* **EXERCISE GOAL**: Would you please copy every line below that includes the string "badge"?

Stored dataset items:
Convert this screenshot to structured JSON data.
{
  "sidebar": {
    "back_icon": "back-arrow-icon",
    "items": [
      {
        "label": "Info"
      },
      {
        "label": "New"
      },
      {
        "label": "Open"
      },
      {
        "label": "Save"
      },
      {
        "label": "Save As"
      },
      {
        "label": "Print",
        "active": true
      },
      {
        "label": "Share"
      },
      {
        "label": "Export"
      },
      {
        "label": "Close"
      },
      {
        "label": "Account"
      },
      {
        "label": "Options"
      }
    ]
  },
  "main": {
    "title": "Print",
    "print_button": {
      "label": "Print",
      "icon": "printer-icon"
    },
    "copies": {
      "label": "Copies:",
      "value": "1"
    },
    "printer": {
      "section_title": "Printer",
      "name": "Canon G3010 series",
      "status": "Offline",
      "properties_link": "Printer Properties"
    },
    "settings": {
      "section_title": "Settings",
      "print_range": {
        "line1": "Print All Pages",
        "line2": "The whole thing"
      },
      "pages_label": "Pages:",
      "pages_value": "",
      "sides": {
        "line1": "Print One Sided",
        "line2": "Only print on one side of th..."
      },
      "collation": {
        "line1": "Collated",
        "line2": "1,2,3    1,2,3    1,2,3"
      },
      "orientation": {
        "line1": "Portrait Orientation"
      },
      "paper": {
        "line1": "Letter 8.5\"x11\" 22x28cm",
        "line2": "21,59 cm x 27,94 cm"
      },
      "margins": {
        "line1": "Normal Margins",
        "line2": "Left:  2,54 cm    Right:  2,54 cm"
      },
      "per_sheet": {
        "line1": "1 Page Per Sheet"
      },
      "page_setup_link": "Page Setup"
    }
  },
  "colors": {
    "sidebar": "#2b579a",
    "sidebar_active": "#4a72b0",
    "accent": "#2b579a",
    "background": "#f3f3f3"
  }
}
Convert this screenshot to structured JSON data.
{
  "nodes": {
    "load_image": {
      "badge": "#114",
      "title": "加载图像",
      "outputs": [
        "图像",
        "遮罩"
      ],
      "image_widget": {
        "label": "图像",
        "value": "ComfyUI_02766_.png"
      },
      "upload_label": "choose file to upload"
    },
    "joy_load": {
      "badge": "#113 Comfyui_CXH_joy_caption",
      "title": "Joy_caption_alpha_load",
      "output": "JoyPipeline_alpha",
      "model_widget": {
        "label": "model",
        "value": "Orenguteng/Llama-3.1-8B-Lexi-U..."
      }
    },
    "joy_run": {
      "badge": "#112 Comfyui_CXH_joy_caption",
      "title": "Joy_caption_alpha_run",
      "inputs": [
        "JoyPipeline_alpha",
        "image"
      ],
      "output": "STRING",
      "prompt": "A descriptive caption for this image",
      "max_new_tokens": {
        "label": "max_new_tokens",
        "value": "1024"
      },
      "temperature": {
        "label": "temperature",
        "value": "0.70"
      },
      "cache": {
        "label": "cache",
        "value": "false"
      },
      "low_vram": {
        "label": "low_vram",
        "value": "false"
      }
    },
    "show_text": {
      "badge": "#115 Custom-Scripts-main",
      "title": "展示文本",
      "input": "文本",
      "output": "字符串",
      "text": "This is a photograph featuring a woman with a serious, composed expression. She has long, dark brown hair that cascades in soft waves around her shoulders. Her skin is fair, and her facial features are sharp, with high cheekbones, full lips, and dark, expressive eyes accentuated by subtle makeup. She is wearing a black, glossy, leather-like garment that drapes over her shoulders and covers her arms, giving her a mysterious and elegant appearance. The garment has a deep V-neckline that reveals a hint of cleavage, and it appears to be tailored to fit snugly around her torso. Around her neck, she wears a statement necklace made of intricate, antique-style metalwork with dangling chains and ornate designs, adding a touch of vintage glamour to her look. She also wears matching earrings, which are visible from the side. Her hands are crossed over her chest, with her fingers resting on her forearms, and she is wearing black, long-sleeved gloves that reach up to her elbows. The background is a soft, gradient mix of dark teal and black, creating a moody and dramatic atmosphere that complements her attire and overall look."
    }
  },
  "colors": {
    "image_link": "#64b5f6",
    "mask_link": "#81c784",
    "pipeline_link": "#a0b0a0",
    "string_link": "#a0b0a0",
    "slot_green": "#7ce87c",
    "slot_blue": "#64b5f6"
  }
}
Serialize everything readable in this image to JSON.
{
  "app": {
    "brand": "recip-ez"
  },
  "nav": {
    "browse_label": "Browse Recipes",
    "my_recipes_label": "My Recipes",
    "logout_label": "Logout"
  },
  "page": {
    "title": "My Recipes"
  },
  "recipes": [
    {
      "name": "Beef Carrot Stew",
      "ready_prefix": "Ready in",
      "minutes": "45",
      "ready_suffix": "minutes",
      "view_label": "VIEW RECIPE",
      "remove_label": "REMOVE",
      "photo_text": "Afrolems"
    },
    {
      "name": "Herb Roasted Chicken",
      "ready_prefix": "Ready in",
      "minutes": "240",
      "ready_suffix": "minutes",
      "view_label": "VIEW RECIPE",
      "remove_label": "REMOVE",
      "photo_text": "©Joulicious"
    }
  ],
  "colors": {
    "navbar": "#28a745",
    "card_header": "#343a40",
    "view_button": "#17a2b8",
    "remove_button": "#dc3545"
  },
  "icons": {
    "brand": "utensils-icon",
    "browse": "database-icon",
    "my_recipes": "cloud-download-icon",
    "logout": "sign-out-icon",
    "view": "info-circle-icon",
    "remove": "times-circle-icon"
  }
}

* **OUTPUT**:
      "badge": "#114",
      "badge": "#113 Comfyui_CXH_joy_caption",
      "badge": "#112 Comfyui_CXH_joy_caption",
      "badge": "#115 Custom-Scripts-main",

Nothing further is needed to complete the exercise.